In the aftermath of the attacks in Paris, Beirut and San Bernardino, California, inspired or conducted by a self-labeled Islamic extremist group, a heated debate on Islam has ensued. Common questions touch on the role of Islam and the Muslim identity of the perpetrators, while the religious identity of the vast majority of ISIS’s victims and of those who combat ISIS is absent from media talking points.
The simple answer is yes; ISIS fighters are Muslim, and the fact that they follow a radical and twisted interpretation of Islam does not strip them of their Muslim identity. But individuals like Adel Termos, the Lebanese police officer who sacrificed his life tackling a suicide bomber in the Beirut attack, are also Muslim.
To highlight the supposed piety of Islamic radicals while simultaneously omitting Islam from the biographies of the heroes who die combating groups like ISIS only contributes to the false argument that Islam and terrorism are synonymous, while undermining the positive role the majority of Muslims play in the struggle against radicalism. The fact is that Muslims are combating radicals—we just never discuss it.
I first become aware of the positive role Muslims play in countering radicalism while serving as a U.S. Marine in Ramadi, Iraq, in 2006. Stationed in what was then the self-declared capital of al-Qaida in Iraq, which later became ISIS, I, an American Muslim, was embedded as a translator in a makeshift police station composed of former insurgents who had decided to side with coalition forces against al-Qaida.
One day, a fellow Marine with minimal Arabic language skills jokingly pointed on a map and asked a young Iraqi police officer, “Ali, where are the mujahedin?” Confused, Ali turned to me and asked, “Why do they call al-Qaida "mujahedin"? We are the real mujahedin here.

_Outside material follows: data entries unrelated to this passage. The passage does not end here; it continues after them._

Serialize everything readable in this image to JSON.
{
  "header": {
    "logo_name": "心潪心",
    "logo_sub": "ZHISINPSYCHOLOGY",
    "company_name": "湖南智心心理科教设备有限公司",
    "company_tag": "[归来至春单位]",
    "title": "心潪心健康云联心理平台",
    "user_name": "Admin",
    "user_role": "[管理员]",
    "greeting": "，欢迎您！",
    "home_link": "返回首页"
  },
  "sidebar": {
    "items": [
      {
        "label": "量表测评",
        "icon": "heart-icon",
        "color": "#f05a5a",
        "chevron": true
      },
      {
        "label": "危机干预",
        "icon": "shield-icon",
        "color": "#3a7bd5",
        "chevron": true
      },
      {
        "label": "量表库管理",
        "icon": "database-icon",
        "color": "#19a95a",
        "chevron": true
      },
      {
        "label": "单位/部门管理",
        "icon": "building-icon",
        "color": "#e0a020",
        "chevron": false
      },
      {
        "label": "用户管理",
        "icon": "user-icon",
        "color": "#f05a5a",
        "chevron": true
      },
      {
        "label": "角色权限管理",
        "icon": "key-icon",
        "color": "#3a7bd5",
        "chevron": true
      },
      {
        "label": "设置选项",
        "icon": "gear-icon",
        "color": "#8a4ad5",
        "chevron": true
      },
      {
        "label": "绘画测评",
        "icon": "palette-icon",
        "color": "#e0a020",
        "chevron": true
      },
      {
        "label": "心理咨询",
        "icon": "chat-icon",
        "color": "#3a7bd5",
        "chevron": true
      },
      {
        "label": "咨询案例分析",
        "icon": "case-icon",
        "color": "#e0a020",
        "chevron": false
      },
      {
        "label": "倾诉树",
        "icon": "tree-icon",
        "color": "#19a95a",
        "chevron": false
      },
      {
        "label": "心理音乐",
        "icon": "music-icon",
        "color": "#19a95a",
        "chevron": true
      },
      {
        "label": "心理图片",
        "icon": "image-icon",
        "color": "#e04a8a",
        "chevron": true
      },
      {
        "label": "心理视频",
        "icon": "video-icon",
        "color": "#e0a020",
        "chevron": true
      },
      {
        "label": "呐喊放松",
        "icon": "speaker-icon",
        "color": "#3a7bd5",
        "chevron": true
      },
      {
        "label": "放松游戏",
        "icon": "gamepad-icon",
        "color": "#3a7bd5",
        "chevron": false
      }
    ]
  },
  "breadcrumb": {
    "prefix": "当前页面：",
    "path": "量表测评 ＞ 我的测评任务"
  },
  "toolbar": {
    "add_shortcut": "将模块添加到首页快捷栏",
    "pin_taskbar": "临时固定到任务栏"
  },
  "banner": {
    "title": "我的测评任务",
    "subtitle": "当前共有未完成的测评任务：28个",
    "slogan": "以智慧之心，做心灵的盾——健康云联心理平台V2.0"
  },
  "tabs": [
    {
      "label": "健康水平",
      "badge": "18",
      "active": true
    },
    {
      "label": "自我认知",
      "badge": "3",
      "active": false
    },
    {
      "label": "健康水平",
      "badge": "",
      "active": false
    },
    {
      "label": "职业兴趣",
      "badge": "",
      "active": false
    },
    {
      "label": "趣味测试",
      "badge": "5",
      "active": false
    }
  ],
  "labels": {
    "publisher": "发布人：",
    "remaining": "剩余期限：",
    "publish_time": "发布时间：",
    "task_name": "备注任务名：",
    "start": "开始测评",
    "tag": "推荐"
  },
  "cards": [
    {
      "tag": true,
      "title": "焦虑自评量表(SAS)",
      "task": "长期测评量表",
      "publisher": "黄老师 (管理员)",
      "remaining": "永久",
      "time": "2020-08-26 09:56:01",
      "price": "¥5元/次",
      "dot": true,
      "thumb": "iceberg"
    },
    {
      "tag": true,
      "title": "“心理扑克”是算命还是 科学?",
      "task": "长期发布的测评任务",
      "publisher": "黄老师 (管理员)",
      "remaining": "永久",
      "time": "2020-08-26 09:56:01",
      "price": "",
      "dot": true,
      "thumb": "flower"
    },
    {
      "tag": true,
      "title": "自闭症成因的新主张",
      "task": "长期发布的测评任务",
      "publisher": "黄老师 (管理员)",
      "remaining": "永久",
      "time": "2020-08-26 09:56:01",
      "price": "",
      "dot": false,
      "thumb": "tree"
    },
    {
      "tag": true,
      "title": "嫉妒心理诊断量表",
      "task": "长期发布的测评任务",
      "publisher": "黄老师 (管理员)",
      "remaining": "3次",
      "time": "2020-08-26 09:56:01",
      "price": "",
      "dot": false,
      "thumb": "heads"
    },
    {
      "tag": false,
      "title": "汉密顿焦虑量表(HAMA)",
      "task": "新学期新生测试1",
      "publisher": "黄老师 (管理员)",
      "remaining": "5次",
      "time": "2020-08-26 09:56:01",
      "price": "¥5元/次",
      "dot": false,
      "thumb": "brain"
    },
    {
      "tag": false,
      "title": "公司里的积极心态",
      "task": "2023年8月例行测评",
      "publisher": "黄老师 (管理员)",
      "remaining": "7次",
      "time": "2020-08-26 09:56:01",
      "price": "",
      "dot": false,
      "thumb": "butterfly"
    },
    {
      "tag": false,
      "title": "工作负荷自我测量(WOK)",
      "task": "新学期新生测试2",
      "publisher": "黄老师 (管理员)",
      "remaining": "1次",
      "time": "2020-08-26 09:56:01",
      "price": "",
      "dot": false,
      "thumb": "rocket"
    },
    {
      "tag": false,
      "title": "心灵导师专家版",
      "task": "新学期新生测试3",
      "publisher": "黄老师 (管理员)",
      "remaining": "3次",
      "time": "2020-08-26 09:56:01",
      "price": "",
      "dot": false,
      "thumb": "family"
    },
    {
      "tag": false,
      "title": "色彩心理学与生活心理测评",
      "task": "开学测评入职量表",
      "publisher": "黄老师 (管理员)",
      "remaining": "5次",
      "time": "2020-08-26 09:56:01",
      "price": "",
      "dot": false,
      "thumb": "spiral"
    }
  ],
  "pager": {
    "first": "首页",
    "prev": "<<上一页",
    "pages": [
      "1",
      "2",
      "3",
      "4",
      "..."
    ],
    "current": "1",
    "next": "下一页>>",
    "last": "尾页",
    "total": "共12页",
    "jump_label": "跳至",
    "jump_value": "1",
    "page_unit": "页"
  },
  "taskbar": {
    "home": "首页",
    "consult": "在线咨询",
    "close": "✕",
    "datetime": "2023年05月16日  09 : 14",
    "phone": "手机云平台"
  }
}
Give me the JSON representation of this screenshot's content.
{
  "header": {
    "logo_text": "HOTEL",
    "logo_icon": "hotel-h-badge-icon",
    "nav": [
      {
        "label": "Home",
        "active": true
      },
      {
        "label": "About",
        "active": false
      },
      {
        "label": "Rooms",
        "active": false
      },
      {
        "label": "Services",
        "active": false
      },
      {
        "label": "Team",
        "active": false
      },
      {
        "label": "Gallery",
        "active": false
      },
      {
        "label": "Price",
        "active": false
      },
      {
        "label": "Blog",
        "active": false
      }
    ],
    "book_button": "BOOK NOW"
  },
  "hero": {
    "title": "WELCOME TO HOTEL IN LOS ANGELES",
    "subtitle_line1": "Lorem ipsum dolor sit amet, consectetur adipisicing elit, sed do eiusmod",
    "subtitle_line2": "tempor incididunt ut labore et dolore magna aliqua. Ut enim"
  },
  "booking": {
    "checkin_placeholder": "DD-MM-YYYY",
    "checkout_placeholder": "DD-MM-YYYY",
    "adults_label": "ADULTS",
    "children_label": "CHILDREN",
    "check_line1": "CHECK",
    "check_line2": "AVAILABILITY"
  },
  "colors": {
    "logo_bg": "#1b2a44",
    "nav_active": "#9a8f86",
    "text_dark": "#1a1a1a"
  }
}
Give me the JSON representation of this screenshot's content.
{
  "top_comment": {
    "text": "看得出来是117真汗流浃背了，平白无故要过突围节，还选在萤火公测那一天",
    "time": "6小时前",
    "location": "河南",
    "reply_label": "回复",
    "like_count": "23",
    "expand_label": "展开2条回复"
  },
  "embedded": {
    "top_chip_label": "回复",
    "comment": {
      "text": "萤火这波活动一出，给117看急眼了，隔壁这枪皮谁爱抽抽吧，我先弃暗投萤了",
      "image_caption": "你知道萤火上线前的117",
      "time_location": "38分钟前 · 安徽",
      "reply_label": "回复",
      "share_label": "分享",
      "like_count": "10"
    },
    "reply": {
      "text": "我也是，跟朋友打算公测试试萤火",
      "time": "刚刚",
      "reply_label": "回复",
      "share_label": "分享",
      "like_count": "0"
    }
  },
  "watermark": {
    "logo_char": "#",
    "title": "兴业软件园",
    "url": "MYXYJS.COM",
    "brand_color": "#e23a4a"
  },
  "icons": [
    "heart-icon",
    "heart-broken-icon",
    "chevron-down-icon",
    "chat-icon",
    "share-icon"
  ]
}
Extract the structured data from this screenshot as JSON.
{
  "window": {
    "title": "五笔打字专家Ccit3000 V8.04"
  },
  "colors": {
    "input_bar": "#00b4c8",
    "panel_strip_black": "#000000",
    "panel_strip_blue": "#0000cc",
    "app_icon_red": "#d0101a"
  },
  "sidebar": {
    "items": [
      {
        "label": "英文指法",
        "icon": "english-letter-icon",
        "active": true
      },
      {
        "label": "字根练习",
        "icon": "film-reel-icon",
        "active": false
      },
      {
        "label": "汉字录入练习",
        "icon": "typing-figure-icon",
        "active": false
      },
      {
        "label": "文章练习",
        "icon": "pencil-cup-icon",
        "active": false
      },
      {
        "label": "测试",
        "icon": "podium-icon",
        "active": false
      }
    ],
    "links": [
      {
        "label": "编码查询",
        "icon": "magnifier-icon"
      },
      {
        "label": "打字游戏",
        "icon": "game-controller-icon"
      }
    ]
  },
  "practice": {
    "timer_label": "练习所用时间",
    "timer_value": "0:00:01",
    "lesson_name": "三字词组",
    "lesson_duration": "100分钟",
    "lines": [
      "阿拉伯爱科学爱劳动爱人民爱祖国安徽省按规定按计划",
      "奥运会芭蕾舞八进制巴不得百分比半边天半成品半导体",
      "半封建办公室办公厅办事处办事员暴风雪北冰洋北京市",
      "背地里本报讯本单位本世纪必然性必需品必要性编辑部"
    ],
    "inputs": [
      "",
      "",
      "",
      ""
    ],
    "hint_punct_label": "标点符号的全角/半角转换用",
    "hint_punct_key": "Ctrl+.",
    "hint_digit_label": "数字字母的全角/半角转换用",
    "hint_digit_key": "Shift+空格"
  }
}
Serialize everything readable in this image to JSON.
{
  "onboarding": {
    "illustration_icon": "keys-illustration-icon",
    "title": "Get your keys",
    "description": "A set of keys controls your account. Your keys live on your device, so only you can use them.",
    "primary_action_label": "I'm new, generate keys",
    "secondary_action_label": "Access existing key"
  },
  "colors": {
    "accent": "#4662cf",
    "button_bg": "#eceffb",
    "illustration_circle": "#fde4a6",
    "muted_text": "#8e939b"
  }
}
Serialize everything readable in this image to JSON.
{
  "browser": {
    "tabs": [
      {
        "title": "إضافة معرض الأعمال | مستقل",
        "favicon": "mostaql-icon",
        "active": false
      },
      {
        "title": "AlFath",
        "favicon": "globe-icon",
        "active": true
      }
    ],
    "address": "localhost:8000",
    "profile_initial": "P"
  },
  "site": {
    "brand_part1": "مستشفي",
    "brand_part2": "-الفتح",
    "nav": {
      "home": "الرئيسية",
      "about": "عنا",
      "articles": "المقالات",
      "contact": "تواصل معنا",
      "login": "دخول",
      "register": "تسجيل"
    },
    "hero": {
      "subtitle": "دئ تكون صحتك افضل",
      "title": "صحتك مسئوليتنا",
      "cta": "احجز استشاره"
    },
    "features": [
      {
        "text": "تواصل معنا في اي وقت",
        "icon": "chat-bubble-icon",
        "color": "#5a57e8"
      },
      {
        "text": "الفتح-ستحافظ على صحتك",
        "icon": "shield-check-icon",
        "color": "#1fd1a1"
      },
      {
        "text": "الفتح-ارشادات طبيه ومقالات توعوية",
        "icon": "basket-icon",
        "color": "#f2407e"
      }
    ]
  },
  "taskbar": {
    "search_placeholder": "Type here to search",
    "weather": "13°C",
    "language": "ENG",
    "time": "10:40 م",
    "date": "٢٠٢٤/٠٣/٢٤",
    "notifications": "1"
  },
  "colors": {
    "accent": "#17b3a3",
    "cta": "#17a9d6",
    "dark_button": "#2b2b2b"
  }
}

We are fighting to save Muslims.” In Arabic “mujahedin” translates to holy warriors, or those engaged in “jihad” or a holy war. Yet in the West, the term has come to be widely used as synonymous with “terrorist.” Two weeks later, Ali was killed while removing an IED from an al-Qaida safe house. A devout Muslim, Ali sacrificed his life in the war against al-Qaida.
What Ali revealed then remains true today: The sweeping discourse of terrorism in the West fails to recognize not only the nuances within Islam, but the Muslim identity of those who combat extremism on a daily basis. All too often, we excise heroes like Termos in Beirut, and Ali in Ramadi, from the narrative of Muslim piety, ignoring those who combat extremism in the name of Islam while overemphasizing the faith of those who kill according to their own interpretations of the religion.
Today, presidential candidates and political pundits alike are quick to point to the religious affiliation of ISIS members, even when they purchase “Islam for Dummies” prior to traveling to Syria, but omit the Muslim identity of the coalition forces countering ISIS. Jordanian pilot Moath al-Kasasbeh, who was brutally burned alive in a cage by ISIS, was repeatedly identified by his nationality, but not his Muslim faith. In truth, Moath was a devout Muslim who had memorized the entire Quran. Most likely, had he chosen to join ISIS and not the Jordanian Air Force, the same media personalities who chose to omit Moath’s piety would have eagerly highlighted it.
Ali, Adel Termos and Moath al-Kasasbeh are not anomalies—they are the norm. Just as Muslims have made up the vast majority of casualties at the hands of extremist groups since 9/11, Muslims also constitute the bulk of the coalition forces leading the battle on the ground. Kurdish militias; the Free Syrian Army; Iraq Sunni militias; the Iraqi army as well as the large number of military forces from Arab States—all Muslims who continue to play a significant role in the battle against ISIS and their extremist interpretation of Islam.
These underreported Muslim forces go beyond the battlefield. On Sept. 24, 2014, more than 120 Muslim scholars from around the world published an open letter to ISIS, denouncing it as un-Islamic by picking apart its ideology using Islamic texts. These Muslim scholars are the very people who have the subject-matter expertise and legitimacy to counter ISIS’s assertions by contextualizing a rebuttal based on Islamic law and customs. Media pundits, like Bill Maher, would do well to invite such scholars onto their programs rather than the cacophony of guests who share in his abhorrence of Islam.
As the world recovers from the devastating attacks in Lebanon, Paris and San Bernardino many Muslims find themselves stuck in the middle, battling both the extremists who wish to kill them and the pundits who accuse them of complicity. In a war of ideas and identity, it is essential that mainstream Muslims are allowed to counter extremist narratives and define their own religion. Continuing to battle extremists in the war zones of the Middle East, the streets of Paris or on college campuses is fruitless if we overlook the Muslim identity of those fighting extremism.